Aerobic: Any chemical process requiring high amounts of oxygen (ex.: composting toilets and aerobic tanks).

Anaerobic: In the absence of oxygen (ex. septic).

Bedrock: Solid rock exposed or close to the surface of the ground

Biochemical Oxygen Demand (BOD): Amount of oxygen microorganisms removed from water during decomposition of organic matter

Blackwater: Wastewater containing only toilet wastes

Carbon Dioxide (CO2): A gaseous end product of the aerobic process

Compost: Organic material that is the end product of complete decomposition of animal and vegetable waste by microorganisms

Composting: The process of turning wastes into compost

Decomposition: To break down wastes into compost

Distribution Box: Separates effluent into separate trenches or leach fields

Dosing: Periodic discharge of effluent to a distribution system

Effluent: Here “effluent” is regularly used to refer to the outflow from sewage treatment devices such as septic or aerobic tanks

Flush Toilet: A device that uses water and gravity to remove human waste

Greywater: Water containing household wastes from tubs, sinks, washing machines, etc. (everything except blackwater).

Groundwater: Water contained in the ground below the water table

Humus: See COMPOST

Hydrogen Sulfide (H2S): A gaseous by-produce of anaerobic processes; it smells like rotten eggs

Impervious: Any material which will not allow water to pass through (impermeable)

Methane (CH4): A gaseous combustible by-product of anaerobic processes

Microorganism: Here it is used to describe microscopic organisms (either plant or animal) present in the air, soil or water, which help break down wastes. Some microorganisms do this by consuming oxygen and are therefore part of an aerobic decomposition process; others use no oxygen and are therefore part of anaerobic waste breakdown

New York State Department of Environmental Conservation: The agency responsible for water pollution control laws in New York State. There is an office in the Dulles Sstate Office Building, Watertown

New York State Department of Health: The agency responsible for enforcement of public health law in New York State. There is an office in the Dulles State Office Building, Watertown

Pathogenic: Disease Causing organisms such as certain viruses and bacteria

Percolation: Movement of liquid downward through a porous medium such as soil, gravel or sand

Reverse Osmosis: Concentration of a contaminant on one side of a membrane, holding clean water on the other. This process requires use of a mechanical devise

Scum: Matter suspended in liquid which is less dense than that liquid and which therefore floats to the surface
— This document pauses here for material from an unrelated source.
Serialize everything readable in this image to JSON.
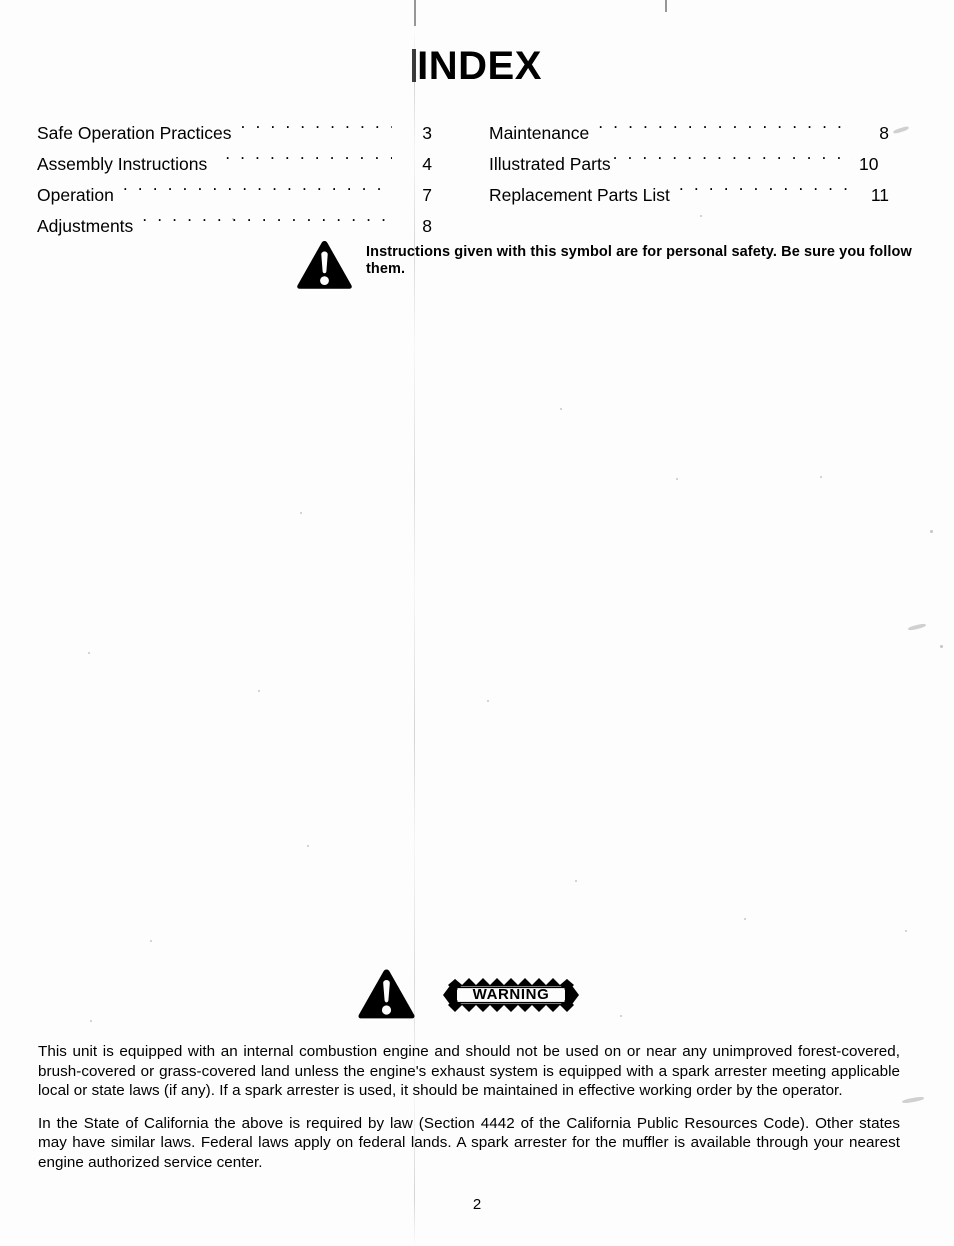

Sewage: Human wastes discharged from the home. Greywater is also considered sewage under the law

Sludge: Matter which is denser than the liquid containing it and which sinks below the liquid

SPDES: State Pollution Discharge Elimination System permit, required to discharge to surface waters

Surface Water Discharge: Discharge into lakes, streams, rivers, ponds or wetlands

About Us

Founded in 1978, Save The River is a non-profit, member-supported environmental organization whose mission is to restore, preserve and protect the ecological integrity of the Upper St. Lawrence River through advocacy, education and research. Since 2004 Save The River has been a member of the Waterkeeper Alliance as the Upper St. Lawrence Riverkeeper.

Learn more »

The River

The St. Lawrence River is one of the largest Rivers in the world and a magnificent place to live, work and play. Save The River has been working for more than 35 years to protect the River for current and future generations.

Learn more »

Join or Give

Over half of Save The River's budget comes from individual memberships and contributions. Supporting us with an annual membership donation will keep our River advocacy, education and research programs going strong.

Learn more »

Save The River was designated the Upper St. Lawrence Riverkeeper and is a member of the international Waterkeeper Alliance. The Waterkeeper Alliance is the world’s fastest growing environmental movement, with more than 200 local Waterkeepers patrolling rivers, lakes and coastal waterways on 6 continents.

Photos from around the River

Off to the races by Pam Quimby  Resting by Pam Quimby  On the Rocks by Nick Apel  Classic Sunset by Barb Hupp  TI Park Library by Meg Kerr  Fall by Carrie Kerr  Girls by Juliane Bauer  Winter Navigation by Sherman Ward  Off on the River by Jenni Werndorf  A Seaway View by Devon Colby 
 Pictures from our Flickr photostream

409 Riverside Drive
Clayton, NY 13624

(315) 686-2010


© Save The River 2014